Are you interested in learning the latest fraud tactics and prevention methods? Save the date for the RGA Fraud Conference, taking place August 18-20, 2019, in St. Louis, Missouri.
- Coalition Against Insurance Fraud, http://www.insurancefraud.org/statistics.htm#1
- See Appendix 1 for a description of the survey.
- See Appendix 3 for a description of the 2016 RGA Fraud Conference.
- See Appendix 2 for a glossary of terms.
- Insurance Information Institute, March 2015
- Based on RGA claims experience.
Appendix 1 – 2016 RGA Life Insurance Fraud Survey
RGA conducts numerous experience studies and surveys on behalf of our clients and on industry topics. These analyses provide clients with tools to increase efficiencies and enhance profitability.
We are interested in understanding the scope of life insurance fraud in the U.S. and its impact on insurers’ business. The survey requested information on the scope of fraud, common mitigation practices and the challenges of combating fraud. We sincerely appreciate the insights provided.
The surveys were directed to the person most responsible for fraud detection and/or risk management at each company. Results from 13 respondents were collated, analyzed and aggregated in a way intended to provide meaningful insights while protecting the anonymity of responding companies.
Appendix 2 – Glossary of Terms
Fraud perpetrated by the agent, including churning, as well as premium theft and deceptions in coverage sold.
: Replacing an existing policy with a new policy from another company for the purpose of generating additional commission revenue.
: The period in which life insurance companies can investigate and deny claims.
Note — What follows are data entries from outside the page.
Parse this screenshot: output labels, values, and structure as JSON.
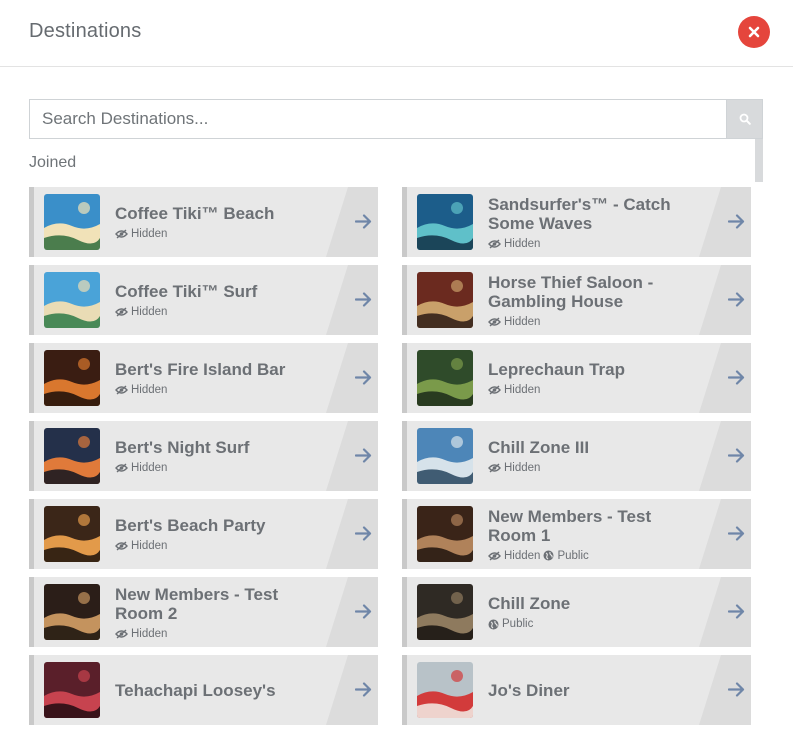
{
  "header": {
    "title": "Destinations",
    "close_icon": "close-icon"
  },
  "search": {
    "placeholder": "Search Destinations...",
    "value": "",
    "icon": "search-icon"
  },
  "section": {
    "label": "Joined"
  },
  "colors": {
    "close": "#e5453c",
    "card_bg": "#e8e8e8",
    "arrow": "#6f86a8"
  },
  "destinations": [
    {
      "name": "Coffee Tiki™ Beach",
      "tags": [
        "Hidden"
      ],
      "thumb": "tiki-beach"
    },
    {
      "name": "Sandsurfer's™ - Catch Some Waves",
      "tags": [
        "Hidden"
      ],
      "thumb": "wave"
    },
    {
      "name": "Coffee Tiki™ Surf",
      "tags": [
        "Hidden"
      ],
      "thumb": "tiki-surf"
    },
    {
      "name": "Horse Thief Saloon - Gambling House",
      "tags": [
        "Hidden"
      ],
      "thumb": "saloon"
    },
    {
      "name": "Bert's Fire Island Bar",
      "tags": [
        "Hidden"
      ],
      "thumb": "fire-island"
    },
    {
      "name": "Leprechaun Trap",
      "tags": [
        "Hidden"
      ],
      "thumb": "leprechaun"
    },
    {
      "name": "Bert's Night Surf",
      "tags": [
        "Hidden"
      ],
      "thumb": "night-surf"
    },
    {
      "name": "Chill Zone III",
      "tags": [
        "Hidden"
      ],
      "thumb": "chill-zone-3"
    },
    {
      "name": "Bert's Beach Party",
      "tags": [
        "Hidden"
      ],
      "thumb": "beach-party"
    },
    {
      "name": "New Members - Test Room 1",
      "tags": [
        "Hidden",
        "Public"
      ],
      "thumb": "test-room-1"
    },
    {
      "name": "New Members - Test Room 2",
      "tags": [
        "Hidden"
      ],
      "thumb": "test-room-2"
    },
    {
      "name": "Chill Zone",
      "tags": [
        "Public"
      ],
      "thumb": "chill-zone"
    },
    {
      "name": "Tehachapi Loosey's",
      "tags": [],
      "thumb": "loosey"
    },
    {
      "name": "Jo's Diner",
      "tags": [],
      "thumb": "diner"
    }
  ]
}
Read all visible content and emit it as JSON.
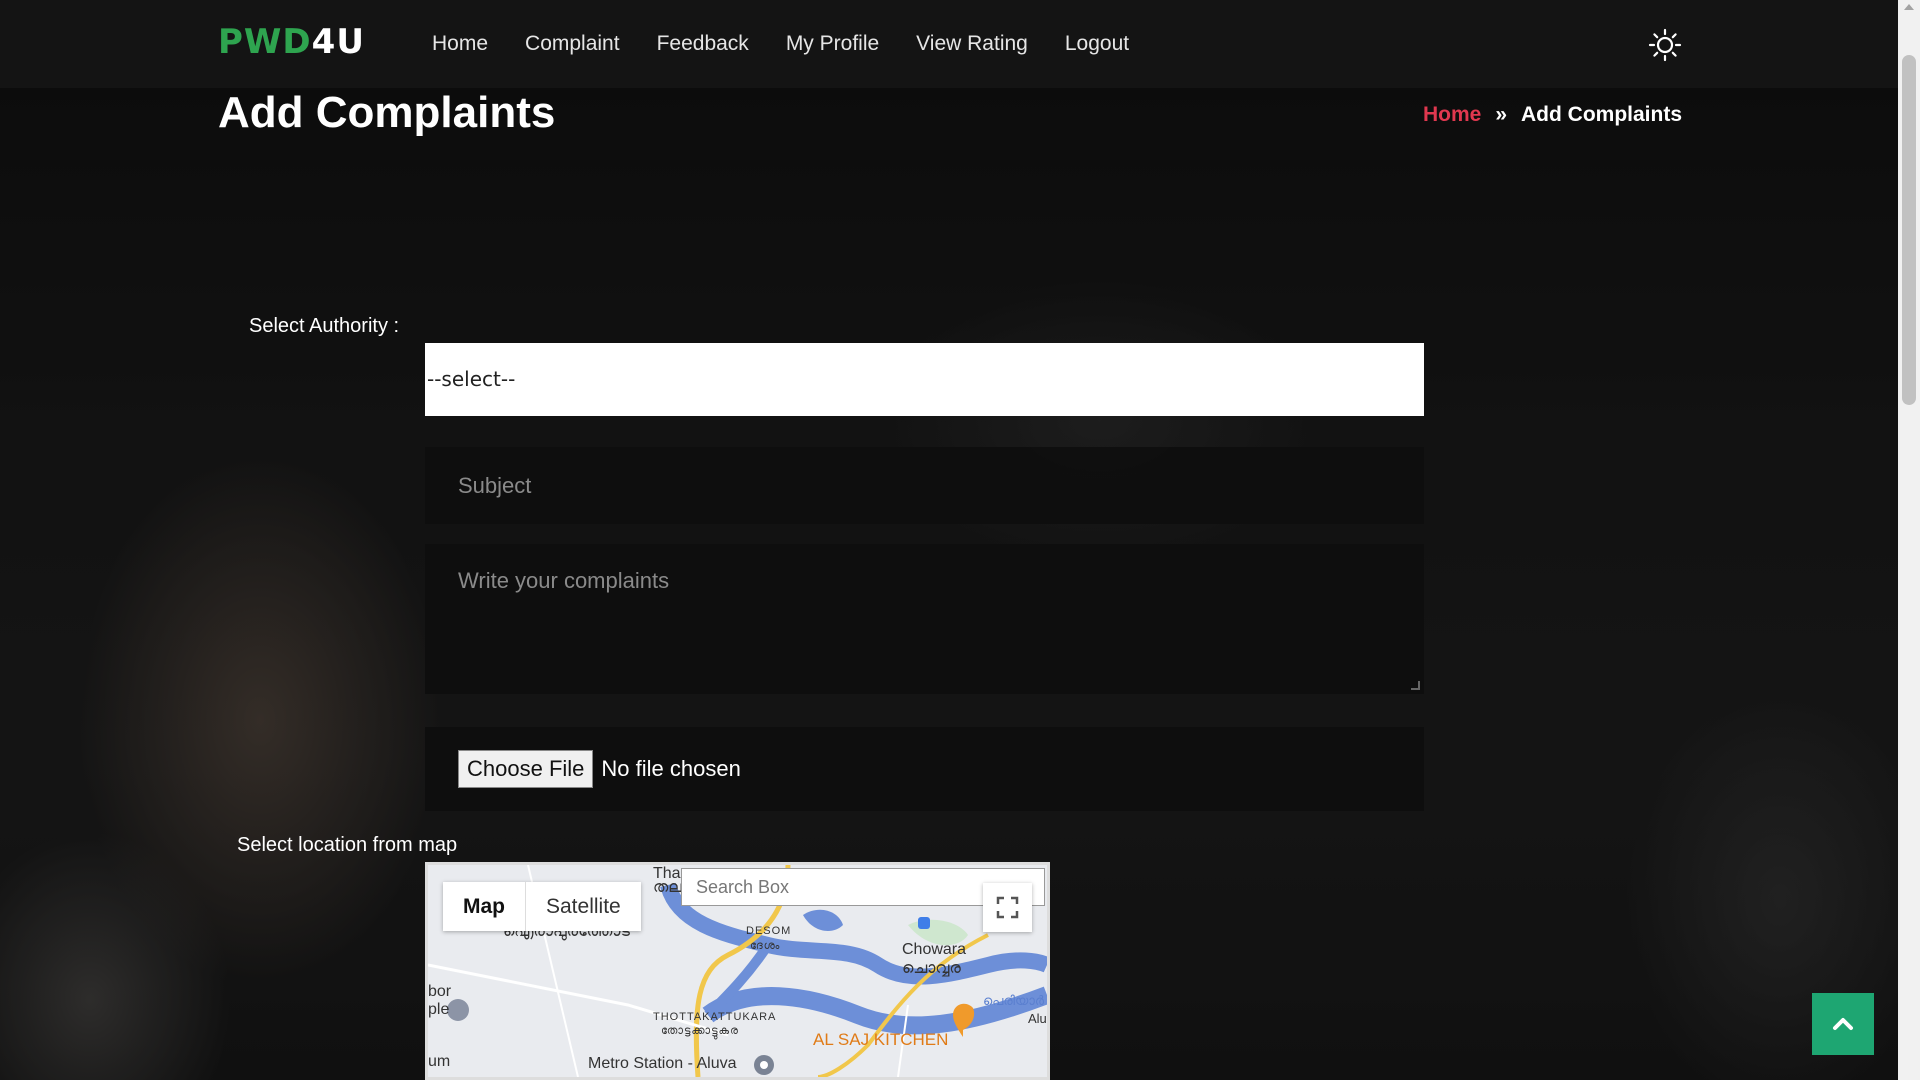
{
  "brand": {
    "part1": "PWD",
    "part2": "4U"
  },
  "nav": {
    "items": [
      "Home",
      "Complaint",
      "Feedback",
      "My Profile",
      "View Rating",
      "Logout"
    ]
  },
  "page": {
    "title": "Add Complaints",
    "breadcrumb": {
      "home": "Home",
      "separator": "»",
      "current": "Add Complaints"
    }
  },
  "form": {
    "authority_label": "Select Authority :",
    "authority_selected": "--select--",
    "subject_placeholder": "Subject",
    "complaint_placeholder": "Write your complaints",
    "file_button": "Choose File",
    "file_status": "No file chosen",
    "map_label": "Select location from map"
  },
  "map": {
    "type_map": "Map",
    "type_satellite": "Satellite",
    "search_placeholder": "Search Box",
    "labels": {
      "desom": "DESOM",
      "desom_ml": "ദേശം",
      "chowara": "Chowara",
      "chowara_ml": "ചൊവ്വര",
      "thottakattukara": "THOTTAKATTUKARA",
      "thottakattukara_ml": "തോട്ടക്കാട്ടുകര",
      "restaurant": "AL SAJ KITCHEN",
      "metro": "Metro Station - Aluva",
      "tha": "Tha",
      "thal_ml": "തല",
      "top_ml": "ഐരാപുരത്തോട്",
      "periyar_ml": "പെരിയാർ",
      "alu": "Alu",
      "bor": "bor",
      "ple": "ple",
      "um": "um"
    }
  },
  "colors": {
    "brand_green": "#2ea44f",
    "breadcrumb_home": "#e0384f",
    "back_to_top": "#1ea672"
  },
  "icons": {
    "theme": "sun-icon",
    "back_to_top": "chevron-up-icon",
    "fullscreen": "fullscreen-icon"
  }
}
The period is two years in most states and one year in others, and it begins as soon as a policy goes into effect.
: Actions that are more significant than errors or omissions in applications. These actions could lead to criminal prosecution and could include forgery, falsifying underwriting evidence, as well as faked deaths.
: Inaccurate reporting of financial information, including income or net worth.
: Total coverage above a specified limit, for example, $65 million.
: Untrue or incomplete medical information provided on an insurance application.
: Returning a portion of the premium or the agent/broker’s commission on the premium to the insured or other inducements to place business with a specific insurer. Rebating is illegal in the majority of states.
: During the contestability period, an insurer can pay less than the required death benefit for cases of material financial or medical misrepresentation, fraud and suicide.
: A policyholder owning multiple policies to increase the amount of coverage with a lower level of underwriting scrutiny than if a single larger policy had been purchased.
: Travelers are typically nomadic people who conspire to conceal an illness or medical condition of the insured during the contestability period of an insurance policy for the purpose of the beneficiary receiving an early duration claim payment.
: Replacing an existing policy with a new policy from the same company for the purpose of generating additional commission revenue.